8. Cincinnati (2-9, 0-7)- The Bearcats picked a bad year to join the Big East. Gino Guidugli is gone as the Bearcats quarterback, and seven QB's are challenging to replace him. None have ever thrown a college pass. Dustin Grutza is the early favorite. The offensive line returns just one starter, but has three seniors on it. The tight end position is manned by Brent Celek, one of the better tight ends in the conference. The receivers are lead b y Earnest Jackson, who has shown a lot of promise. The ground game is the strength of the offense, with Bradley Glatthaar, Butler Benton, and Mike Daniels all in the stable. The defense needs to step it up to help out the inexperienced offense. However, there is just as much inexperience on the defense. Adam Roberts is the defense's best player at defensive end. Anthony Hoke has also shown a lot of potential. The linebackers return no starters or back ups from a year ago. Jon Carpenter has moved from fullback to linebacker to try to brace those losses. JaJuan Hall, Dominic Ross, and Antoine Horton all return in a more experienced secondary. The problem is, no team may ever have to pass on this bunch. Eastern Michigan and Western Carolina are potential wins early in the season. After that, there is not a game that the Bearcats will be favored in. Four conference road games also are not appealing to this group of Bearcats. Next year, things may be better.
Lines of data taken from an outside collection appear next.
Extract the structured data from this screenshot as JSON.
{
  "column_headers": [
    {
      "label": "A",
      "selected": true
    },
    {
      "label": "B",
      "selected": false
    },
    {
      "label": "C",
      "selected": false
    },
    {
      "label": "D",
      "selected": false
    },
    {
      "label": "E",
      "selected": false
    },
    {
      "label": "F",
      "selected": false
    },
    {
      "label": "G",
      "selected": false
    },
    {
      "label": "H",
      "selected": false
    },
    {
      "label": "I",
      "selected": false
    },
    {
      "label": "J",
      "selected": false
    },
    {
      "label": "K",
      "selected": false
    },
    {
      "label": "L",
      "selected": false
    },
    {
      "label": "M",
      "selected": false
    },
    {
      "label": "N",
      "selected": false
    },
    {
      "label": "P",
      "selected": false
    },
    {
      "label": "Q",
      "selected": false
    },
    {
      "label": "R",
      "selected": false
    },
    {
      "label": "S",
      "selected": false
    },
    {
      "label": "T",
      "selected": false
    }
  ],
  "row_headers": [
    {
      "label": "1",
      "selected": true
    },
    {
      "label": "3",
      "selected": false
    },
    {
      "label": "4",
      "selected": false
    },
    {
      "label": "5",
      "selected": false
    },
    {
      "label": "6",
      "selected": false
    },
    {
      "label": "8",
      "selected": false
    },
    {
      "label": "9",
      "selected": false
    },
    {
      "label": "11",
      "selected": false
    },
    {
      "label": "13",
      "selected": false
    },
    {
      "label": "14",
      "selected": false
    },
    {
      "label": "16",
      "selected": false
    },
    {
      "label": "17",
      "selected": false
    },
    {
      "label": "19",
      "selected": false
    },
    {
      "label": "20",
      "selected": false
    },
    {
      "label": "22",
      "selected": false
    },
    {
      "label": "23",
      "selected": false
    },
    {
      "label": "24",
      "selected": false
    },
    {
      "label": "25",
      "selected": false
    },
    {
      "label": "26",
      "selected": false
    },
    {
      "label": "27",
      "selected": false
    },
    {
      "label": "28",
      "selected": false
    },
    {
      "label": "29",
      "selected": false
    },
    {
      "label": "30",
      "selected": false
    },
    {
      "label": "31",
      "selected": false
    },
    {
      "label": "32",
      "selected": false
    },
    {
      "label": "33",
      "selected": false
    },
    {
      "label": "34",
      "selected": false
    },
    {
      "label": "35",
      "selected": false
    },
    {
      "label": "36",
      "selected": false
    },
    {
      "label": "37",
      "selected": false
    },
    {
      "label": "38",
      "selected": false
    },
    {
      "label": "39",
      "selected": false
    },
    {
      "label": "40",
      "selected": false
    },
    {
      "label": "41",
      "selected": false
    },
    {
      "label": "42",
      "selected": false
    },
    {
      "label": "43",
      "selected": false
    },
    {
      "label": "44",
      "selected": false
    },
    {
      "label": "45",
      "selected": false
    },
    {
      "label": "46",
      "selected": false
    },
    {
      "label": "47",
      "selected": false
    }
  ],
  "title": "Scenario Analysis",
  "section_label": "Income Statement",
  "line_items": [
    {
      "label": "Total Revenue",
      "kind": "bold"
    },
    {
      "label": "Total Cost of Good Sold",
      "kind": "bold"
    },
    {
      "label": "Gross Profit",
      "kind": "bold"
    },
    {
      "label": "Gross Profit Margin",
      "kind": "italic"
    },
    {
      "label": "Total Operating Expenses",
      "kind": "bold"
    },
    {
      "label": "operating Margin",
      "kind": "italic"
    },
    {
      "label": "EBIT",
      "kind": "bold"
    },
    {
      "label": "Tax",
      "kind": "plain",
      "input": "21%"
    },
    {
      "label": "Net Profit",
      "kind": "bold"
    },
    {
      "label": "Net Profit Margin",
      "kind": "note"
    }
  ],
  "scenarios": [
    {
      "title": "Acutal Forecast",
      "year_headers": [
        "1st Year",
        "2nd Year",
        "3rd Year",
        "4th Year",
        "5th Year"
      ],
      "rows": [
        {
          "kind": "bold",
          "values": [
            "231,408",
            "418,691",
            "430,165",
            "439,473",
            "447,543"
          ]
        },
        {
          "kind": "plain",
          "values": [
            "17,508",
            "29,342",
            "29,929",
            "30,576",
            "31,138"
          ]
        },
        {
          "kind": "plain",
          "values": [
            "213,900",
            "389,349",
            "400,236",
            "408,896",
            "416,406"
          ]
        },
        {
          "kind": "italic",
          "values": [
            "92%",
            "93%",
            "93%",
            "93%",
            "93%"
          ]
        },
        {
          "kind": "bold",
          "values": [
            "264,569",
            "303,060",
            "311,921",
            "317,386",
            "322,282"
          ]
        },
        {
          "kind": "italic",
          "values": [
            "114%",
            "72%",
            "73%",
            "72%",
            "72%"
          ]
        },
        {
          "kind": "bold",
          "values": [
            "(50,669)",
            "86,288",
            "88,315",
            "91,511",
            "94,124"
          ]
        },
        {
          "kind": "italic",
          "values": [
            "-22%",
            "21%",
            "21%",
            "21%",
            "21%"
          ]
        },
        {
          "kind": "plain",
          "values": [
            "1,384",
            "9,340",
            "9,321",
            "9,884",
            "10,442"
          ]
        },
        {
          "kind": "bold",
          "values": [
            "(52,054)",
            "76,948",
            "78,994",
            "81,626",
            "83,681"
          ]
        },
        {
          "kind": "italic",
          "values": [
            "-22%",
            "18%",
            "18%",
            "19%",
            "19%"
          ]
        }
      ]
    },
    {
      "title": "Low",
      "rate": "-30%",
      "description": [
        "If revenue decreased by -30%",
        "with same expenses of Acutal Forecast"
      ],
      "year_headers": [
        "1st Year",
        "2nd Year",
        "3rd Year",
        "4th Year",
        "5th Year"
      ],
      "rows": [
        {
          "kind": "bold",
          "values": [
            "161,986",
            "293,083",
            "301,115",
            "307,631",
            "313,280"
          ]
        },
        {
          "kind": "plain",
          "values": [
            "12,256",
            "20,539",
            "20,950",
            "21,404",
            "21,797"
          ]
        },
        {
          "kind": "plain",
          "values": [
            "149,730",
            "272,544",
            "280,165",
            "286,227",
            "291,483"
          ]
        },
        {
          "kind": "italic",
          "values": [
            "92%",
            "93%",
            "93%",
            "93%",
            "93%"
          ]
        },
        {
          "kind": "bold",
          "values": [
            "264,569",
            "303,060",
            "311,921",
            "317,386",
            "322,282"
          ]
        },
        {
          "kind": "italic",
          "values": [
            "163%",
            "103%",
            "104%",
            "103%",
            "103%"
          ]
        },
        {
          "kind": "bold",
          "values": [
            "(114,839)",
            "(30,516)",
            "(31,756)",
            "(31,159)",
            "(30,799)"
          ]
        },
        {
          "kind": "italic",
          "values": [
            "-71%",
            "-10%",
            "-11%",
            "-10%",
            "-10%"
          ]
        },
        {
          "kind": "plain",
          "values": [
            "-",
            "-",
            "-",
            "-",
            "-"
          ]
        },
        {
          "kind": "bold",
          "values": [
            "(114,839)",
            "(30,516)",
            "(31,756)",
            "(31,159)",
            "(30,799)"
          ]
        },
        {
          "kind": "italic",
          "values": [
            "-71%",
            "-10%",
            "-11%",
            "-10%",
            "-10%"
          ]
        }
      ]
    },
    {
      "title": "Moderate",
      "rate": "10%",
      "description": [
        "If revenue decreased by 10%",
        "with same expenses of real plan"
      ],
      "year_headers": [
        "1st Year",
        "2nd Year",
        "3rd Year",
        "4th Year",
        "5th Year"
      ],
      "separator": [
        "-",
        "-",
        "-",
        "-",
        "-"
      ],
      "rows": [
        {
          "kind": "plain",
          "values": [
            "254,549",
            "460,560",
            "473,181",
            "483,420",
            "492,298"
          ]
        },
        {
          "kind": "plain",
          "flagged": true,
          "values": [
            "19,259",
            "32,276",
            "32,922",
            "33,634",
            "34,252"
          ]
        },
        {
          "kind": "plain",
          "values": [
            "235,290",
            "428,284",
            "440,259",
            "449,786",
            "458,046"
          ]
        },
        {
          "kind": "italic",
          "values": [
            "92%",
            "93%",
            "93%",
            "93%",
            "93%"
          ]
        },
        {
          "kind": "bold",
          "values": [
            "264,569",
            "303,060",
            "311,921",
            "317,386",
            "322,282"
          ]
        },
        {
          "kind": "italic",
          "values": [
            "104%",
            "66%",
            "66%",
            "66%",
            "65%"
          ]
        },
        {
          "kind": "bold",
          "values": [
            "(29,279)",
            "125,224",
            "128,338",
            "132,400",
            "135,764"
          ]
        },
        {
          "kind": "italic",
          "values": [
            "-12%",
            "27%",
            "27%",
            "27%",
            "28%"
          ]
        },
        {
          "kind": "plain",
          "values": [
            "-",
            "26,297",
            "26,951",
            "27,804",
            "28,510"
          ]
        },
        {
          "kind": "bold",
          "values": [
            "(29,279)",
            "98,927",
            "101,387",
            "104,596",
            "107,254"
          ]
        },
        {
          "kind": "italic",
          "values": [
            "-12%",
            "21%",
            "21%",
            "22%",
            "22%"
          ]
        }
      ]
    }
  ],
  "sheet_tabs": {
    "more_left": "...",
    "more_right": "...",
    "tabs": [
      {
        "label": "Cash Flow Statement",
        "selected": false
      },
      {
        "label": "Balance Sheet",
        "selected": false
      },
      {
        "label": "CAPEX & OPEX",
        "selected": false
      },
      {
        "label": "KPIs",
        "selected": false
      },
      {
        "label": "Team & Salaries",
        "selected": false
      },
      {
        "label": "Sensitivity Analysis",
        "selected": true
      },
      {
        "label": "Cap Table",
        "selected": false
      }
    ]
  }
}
QB Tyler Palko, Pittsburgh
RB Brian Leonard, Rutgers
RB Damien Rhodes, Syracuse
WR Greg Lee, Pittsburgh
WR Montrell Jones, Louisville
TE Clark Harris, Rutgers
OL John Glass, Rutgers
OL Jason Spitz, Louisville
OL Dan Mozes, West Virginia
OL Charles Spencer, Pittsburgh
OL Steve Franklin, Syracuse

DL Adam Roberts, Cincinnati
DL Elvis Dumervil, Louisville
DL James Wyche, Syracuse
DL Keilen Dykes, West Virginia
LB H.B. Blades, Pittsburgh
LB Brandon Johnson, Louisville
LB James Hargrave, Connecticut
DB Ron Girault, Rutgers
DB Mike Lorello, West Virginia
DB Anthony Smith, Syracuse
DB Jahmile Addae, West Virginia

K Josh Cummings, Pittsburgh
P Adam Graessle, Pittsburgh
KR Marcus Furman, Pittsburgh
PR Montrell Jones, Louisville